The Moody Museum is working to keep history safe as other history unfolds outside.
On July 23, the Taylor City Council heard an update from the Moody Museum Advisory Board. The museum has been closed in response to the COVID-19 pandemic.
“We shut down the Moody in March out of concern for our docents and also out of concern for the museum itself because none of us know how we can safely sanitize that historical building,” said Susan Komandosky, Moody Museum board president. “I think that would be something of a challenge to say the very least.”
Museum staff isn’t the only group trying to find answers. They turned to the Texas Historical Commission and the American Association for State and Local History for guidance.
“Nobody really knows exactly how they can handle it,” said Komandosky, “and you can tell people not to touch something but if they’re going to have to climb to the second floor, you can’t tell them they can’t grab the handrail, at least not safely.”
In the meantime, many archival items have been moved into a storage building or left at the Taylor Public Library.

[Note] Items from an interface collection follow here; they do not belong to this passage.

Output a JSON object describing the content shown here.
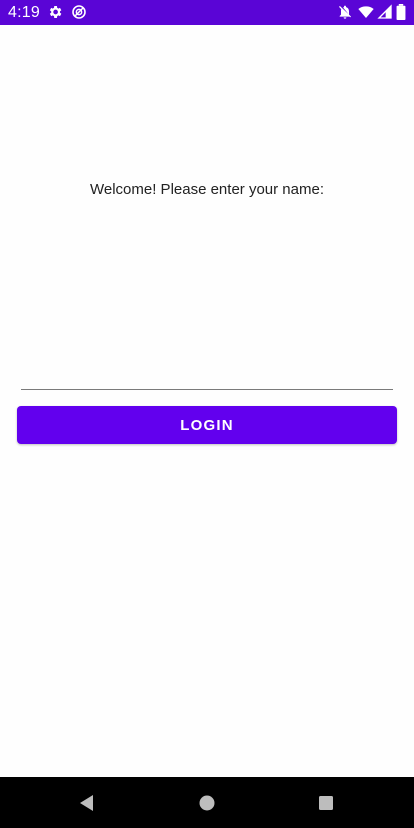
{
  "status_bar": {
    "time": "4:19",
    "left_icons": [
      "gear-icon",
      "no-disturb-icon"
    ],
    "right_icons": [
      "notifications-off-icon",
      "wifi-icon",
      "cellular-icon",
      "battery-icon"
    ],
    "color": "#5a05d6"
  },
  "main": {
    "welcome_text": "Welcome! Please enter your name:",
    "name_input": {
      "value": "",
      "placeholder": ""
    },
    "login_label": "LOGIN",
    "accent_color": "#6200ee"
  },
  "nav_bar": {
    "buttons": [
      "back-icon",
      "home-icon",
      "recents-icon"
    ]
  }
}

The Friends of the Moody Museum organization has invested time and money into the museum. With the group’s help, the museum hired a temporary person to work on inventory and a Friends member built a new podium. Financial support allowed the museum’s board to preserve a railroad memorabilia collection from Taylor Station, which recently closed. Komandosky explained the memorabilia’s significance aside from Taylor being founded by the railroad.

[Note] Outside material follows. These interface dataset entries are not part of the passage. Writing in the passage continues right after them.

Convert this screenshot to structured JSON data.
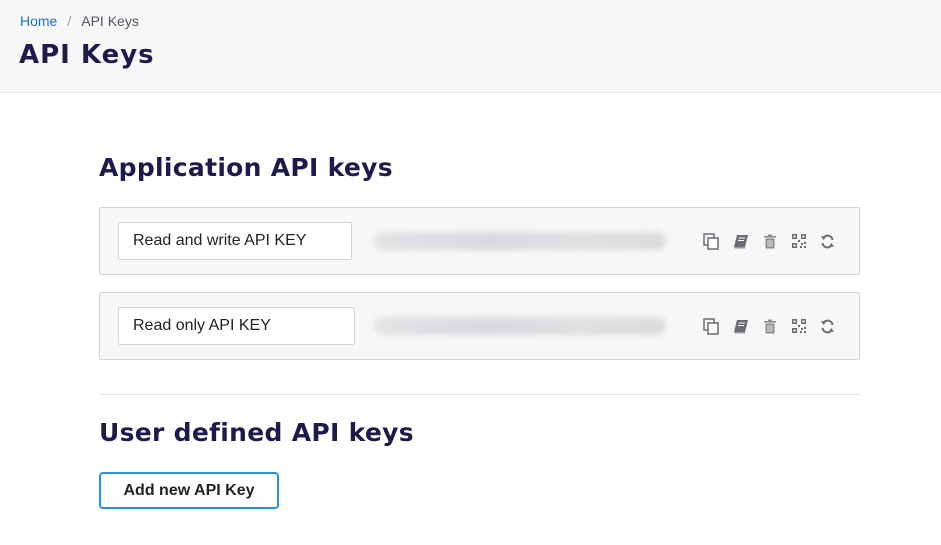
{
  "breadcrumb": {
    "home": "Home",
    "separator": "/",
    "current": "API Keys"
  },
  "page": {
    "title": "API Keys"
  },
  "application_keys": {
    "title": "Application API keys",
    "rows": [
      {
        "name": "Read and write API KEY"
      },
      {
        "name": "Read only API KEY"
      }
    ],
    "action_icons": [
      "copy-icon",
      "book-icon",
      "trash-icon",
      "qr-code-icon",
      "refresh-icon"
    ]
  },
  "user_keys": {
    "title": "User defined API keys",
    "add_label": "Add new API Key"
  },
  "colors": {
    "title": "#1e1b4b",
    "link": "#1a73c8",
    "button_border": "#2b8fe0",
    "icon": "#6b6b73"
  }
}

“Daniel Moody, the governor’s father, came here as a land agent for the IGN Railroad to sell off lots to start the town,” said the board president, “and so there’s a very close connection there to the family history as well as to the town history.”
Looking ahead, the board recommends that the city hire a museum curator, at least part-time. In a normal year, the board says that the number of groups requesting tours and the work to be done is more than can be handled by volunteers.
“It’s not for lack of wanting to. It’s just for lack of time more than anything else,” said Komandosky. “For one thing, the inventory is not complete. I don’t think the city’s insurance on the museum is probably as robust as it should be given what’s in there now as compared to when that was done.”
She also mentioned the drip irrigation system around the house might need to be fixed since she noticed the museum started to lose some plants. The museum is also pursuing a Texas historical marker for Daniel Moody, who was Taylor’s first mayor.
The museum board had hopes of a Dan Moody statue coinciding with the 45th anniversary of the founding of Friends in 1976. However, a fundraiser campaign planned for this year has been postponed due to the pandemic.
“We’ll hopefully pursue it next year. That’s our goal,” said Komandosky. “The design is there. We’re just waiting for the funding to have the foundry casted.”
“The design for the statue is really great. It’s a really attractive looking statue,” added Mayor Brandt Rydell. “I’m looking forward to that coming to fruition.”
Events are also on hold at the museum. A Veterans Day program could potentially be put on the calendar, but safety is the museum’s priority.
“As much as we’d like to do it,” said Komandosky, “I want to be sure — and I think you do too — that we’re doing it safely.”